[Start of section]

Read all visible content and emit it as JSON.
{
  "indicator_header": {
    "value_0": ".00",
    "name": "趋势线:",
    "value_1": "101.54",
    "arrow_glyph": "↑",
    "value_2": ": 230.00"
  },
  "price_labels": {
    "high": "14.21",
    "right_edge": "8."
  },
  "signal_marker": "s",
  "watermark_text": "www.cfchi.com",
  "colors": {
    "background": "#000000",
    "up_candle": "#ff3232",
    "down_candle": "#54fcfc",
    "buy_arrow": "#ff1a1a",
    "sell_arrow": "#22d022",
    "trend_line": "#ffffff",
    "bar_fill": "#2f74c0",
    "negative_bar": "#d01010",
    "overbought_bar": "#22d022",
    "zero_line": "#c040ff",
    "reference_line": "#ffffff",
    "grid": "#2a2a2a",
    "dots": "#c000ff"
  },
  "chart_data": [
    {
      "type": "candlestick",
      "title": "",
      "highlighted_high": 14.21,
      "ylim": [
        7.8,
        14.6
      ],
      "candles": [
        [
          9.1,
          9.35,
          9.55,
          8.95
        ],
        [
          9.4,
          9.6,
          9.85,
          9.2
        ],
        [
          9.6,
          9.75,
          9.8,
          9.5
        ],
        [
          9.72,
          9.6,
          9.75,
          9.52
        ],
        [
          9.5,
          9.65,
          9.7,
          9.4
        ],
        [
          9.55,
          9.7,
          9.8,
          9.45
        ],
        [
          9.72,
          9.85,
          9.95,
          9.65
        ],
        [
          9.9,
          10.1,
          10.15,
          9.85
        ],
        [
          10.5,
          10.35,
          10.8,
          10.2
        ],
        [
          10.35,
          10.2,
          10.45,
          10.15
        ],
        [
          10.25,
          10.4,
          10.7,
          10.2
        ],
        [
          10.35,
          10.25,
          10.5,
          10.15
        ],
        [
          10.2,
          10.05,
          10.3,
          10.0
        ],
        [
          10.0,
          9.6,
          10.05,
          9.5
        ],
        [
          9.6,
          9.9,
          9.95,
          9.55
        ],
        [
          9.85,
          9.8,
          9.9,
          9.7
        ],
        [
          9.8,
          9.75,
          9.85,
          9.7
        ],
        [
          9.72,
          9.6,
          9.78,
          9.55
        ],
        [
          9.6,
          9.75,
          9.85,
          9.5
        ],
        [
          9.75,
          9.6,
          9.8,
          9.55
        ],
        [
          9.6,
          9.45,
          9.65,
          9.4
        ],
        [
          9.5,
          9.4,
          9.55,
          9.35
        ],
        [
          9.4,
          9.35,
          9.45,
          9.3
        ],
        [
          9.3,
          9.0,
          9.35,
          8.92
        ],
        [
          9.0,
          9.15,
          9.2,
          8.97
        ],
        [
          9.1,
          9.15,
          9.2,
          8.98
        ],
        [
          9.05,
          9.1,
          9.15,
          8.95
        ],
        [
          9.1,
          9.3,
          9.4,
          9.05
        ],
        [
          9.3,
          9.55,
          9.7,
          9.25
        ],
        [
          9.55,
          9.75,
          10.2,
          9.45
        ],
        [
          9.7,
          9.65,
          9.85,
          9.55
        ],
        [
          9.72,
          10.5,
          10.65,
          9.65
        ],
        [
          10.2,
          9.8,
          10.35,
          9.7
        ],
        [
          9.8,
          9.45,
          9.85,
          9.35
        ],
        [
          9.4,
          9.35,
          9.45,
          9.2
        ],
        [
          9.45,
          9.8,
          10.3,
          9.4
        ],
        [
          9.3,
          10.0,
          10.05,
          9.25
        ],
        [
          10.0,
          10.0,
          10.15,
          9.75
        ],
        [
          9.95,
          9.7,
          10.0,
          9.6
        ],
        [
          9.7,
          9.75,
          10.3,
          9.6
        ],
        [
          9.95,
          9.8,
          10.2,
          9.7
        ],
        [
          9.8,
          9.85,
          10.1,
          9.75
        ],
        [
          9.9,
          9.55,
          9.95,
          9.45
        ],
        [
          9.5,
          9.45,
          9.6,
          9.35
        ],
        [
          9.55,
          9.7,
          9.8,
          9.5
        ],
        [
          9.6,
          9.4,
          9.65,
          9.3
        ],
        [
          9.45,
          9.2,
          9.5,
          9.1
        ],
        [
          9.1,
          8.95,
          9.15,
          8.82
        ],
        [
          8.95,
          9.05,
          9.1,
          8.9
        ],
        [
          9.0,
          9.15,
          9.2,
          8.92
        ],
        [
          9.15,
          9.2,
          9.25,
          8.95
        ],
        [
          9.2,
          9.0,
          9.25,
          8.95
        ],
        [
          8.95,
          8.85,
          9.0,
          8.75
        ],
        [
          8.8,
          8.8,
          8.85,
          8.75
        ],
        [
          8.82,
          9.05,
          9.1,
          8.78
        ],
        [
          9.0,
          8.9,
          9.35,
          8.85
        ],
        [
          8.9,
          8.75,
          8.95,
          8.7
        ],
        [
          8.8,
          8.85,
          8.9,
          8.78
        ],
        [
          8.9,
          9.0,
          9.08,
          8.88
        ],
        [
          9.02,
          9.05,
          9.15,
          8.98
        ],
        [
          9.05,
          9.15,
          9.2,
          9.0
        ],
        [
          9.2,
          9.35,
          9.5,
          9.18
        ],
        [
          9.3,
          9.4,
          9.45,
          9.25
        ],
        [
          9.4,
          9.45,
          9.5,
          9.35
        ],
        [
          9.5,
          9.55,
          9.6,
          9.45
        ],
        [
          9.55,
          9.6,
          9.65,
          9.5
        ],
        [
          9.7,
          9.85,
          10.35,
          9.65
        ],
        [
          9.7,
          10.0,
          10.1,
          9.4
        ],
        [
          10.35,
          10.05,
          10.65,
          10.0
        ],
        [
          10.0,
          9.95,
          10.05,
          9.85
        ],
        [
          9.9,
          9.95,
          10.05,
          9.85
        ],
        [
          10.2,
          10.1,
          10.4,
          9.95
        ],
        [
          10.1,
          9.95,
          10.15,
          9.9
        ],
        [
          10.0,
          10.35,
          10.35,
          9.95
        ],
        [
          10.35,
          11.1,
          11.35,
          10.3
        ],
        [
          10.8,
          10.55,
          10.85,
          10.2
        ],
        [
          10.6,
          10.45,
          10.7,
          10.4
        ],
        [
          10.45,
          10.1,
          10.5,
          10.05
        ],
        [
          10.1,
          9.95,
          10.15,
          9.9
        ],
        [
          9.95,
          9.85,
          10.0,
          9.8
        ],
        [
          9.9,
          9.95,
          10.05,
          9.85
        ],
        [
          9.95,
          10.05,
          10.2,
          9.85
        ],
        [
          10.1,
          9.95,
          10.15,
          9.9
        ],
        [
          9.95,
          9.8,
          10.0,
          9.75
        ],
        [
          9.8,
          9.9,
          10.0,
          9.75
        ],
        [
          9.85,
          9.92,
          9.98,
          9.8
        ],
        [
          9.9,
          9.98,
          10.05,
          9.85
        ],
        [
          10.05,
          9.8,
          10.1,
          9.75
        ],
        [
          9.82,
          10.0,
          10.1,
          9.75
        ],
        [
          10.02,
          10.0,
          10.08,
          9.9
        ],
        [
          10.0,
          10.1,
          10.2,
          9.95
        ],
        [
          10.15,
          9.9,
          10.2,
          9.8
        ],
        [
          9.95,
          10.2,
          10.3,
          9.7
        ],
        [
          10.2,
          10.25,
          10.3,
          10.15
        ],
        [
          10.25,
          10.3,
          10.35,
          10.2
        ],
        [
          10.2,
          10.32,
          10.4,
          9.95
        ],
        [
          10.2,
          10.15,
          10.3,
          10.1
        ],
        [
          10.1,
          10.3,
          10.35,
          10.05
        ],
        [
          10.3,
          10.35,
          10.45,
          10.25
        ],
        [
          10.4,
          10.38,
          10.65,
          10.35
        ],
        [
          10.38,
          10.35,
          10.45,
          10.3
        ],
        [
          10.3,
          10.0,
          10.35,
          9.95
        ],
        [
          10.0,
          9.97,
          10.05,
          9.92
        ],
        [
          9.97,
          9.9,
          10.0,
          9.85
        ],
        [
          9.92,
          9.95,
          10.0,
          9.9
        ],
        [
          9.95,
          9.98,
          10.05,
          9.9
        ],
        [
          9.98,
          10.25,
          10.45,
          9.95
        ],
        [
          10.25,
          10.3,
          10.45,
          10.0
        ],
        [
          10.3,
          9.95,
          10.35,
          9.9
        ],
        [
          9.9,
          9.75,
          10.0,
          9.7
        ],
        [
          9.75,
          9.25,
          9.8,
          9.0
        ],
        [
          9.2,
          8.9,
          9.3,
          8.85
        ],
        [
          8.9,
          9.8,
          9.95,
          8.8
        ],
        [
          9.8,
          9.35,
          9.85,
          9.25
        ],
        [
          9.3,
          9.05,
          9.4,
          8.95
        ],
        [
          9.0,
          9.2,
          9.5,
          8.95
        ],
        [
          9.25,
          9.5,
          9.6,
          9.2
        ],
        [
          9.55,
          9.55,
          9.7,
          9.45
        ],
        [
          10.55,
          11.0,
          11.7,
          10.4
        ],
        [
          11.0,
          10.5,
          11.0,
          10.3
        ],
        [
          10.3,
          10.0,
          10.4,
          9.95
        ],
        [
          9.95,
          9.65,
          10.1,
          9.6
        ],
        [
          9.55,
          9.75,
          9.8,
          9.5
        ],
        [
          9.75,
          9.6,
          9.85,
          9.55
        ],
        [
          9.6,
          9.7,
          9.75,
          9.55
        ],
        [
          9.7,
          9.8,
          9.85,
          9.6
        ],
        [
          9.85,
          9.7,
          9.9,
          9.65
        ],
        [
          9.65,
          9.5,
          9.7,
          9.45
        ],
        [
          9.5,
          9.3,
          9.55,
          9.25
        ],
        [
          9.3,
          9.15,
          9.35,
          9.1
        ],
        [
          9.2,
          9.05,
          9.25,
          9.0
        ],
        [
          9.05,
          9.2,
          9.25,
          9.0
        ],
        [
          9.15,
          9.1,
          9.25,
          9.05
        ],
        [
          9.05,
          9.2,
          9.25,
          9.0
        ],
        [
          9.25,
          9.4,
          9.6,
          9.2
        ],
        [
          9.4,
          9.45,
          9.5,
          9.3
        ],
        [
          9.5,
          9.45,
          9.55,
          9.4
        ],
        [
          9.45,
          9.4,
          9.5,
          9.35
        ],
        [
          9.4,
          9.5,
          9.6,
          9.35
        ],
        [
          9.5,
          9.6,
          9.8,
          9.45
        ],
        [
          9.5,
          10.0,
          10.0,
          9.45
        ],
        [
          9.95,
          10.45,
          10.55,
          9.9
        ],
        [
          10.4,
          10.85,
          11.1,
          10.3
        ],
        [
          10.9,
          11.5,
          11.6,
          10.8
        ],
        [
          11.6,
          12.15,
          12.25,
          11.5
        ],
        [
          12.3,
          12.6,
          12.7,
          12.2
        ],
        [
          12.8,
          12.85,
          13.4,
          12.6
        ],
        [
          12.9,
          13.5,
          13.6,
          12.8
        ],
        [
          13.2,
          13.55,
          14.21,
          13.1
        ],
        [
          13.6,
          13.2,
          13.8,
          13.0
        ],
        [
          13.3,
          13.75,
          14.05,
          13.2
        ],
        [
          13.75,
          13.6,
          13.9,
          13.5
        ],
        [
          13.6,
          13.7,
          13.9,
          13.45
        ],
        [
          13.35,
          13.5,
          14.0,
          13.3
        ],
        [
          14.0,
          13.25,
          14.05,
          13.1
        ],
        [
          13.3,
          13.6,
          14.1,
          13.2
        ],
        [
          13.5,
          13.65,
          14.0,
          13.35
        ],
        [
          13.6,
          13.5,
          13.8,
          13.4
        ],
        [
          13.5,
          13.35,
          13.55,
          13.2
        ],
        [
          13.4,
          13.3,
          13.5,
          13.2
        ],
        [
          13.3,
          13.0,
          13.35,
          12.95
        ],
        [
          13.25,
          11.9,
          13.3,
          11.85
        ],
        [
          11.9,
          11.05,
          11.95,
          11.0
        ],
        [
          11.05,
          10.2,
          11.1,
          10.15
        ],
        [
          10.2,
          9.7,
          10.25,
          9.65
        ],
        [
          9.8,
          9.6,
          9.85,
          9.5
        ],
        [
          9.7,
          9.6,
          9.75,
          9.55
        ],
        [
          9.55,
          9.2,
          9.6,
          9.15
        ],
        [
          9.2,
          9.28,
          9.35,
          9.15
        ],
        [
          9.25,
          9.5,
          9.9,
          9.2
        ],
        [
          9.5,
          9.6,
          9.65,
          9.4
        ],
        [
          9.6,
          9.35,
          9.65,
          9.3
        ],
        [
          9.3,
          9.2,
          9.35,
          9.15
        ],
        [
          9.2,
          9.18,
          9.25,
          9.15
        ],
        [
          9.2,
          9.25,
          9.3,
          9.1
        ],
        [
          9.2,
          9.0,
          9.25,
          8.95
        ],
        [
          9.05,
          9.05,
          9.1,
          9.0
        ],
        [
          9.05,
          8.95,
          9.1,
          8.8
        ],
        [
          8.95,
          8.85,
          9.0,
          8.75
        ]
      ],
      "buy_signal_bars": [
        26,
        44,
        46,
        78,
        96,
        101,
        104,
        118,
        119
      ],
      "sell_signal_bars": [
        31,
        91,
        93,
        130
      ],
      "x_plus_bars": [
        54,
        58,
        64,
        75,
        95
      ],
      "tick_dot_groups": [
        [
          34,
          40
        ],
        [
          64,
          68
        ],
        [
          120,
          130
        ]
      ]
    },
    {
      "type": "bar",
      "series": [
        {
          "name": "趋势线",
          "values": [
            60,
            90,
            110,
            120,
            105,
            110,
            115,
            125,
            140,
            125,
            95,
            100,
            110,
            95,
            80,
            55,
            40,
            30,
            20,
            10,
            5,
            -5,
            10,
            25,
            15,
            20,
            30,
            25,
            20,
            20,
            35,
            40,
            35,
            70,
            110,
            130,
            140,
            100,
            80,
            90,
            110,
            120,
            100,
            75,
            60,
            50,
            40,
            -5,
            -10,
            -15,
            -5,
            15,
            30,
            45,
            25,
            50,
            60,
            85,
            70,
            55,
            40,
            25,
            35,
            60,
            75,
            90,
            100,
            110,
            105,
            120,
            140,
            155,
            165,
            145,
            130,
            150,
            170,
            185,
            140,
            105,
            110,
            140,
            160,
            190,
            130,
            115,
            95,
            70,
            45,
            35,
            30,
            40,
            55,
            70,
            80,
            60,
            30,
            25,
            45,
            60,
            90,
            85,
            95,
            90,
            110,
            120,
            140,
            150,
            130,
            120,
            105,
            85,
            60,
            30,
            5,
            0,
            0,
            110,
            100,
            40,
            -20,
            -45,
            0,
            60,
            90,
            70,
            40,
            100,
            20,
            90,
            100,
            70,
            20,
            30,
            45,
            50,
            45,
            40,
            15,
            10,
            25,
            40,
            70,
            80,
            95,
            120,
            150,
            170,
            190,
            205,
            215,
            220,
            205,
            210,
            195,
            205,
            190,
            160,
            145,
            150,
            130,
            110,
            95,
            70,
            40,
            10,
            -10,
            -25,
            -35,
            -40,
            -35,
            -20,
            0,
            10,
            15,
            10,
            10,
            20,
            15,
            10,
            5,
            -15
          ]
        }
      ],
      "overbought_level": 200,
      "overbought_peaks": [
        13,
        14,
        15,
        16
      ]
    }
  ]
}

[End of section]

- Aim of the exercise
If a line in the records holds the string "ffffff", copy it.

- Task result
    "trend_line": "#ffffff",
    "reference_line": "#ffffff",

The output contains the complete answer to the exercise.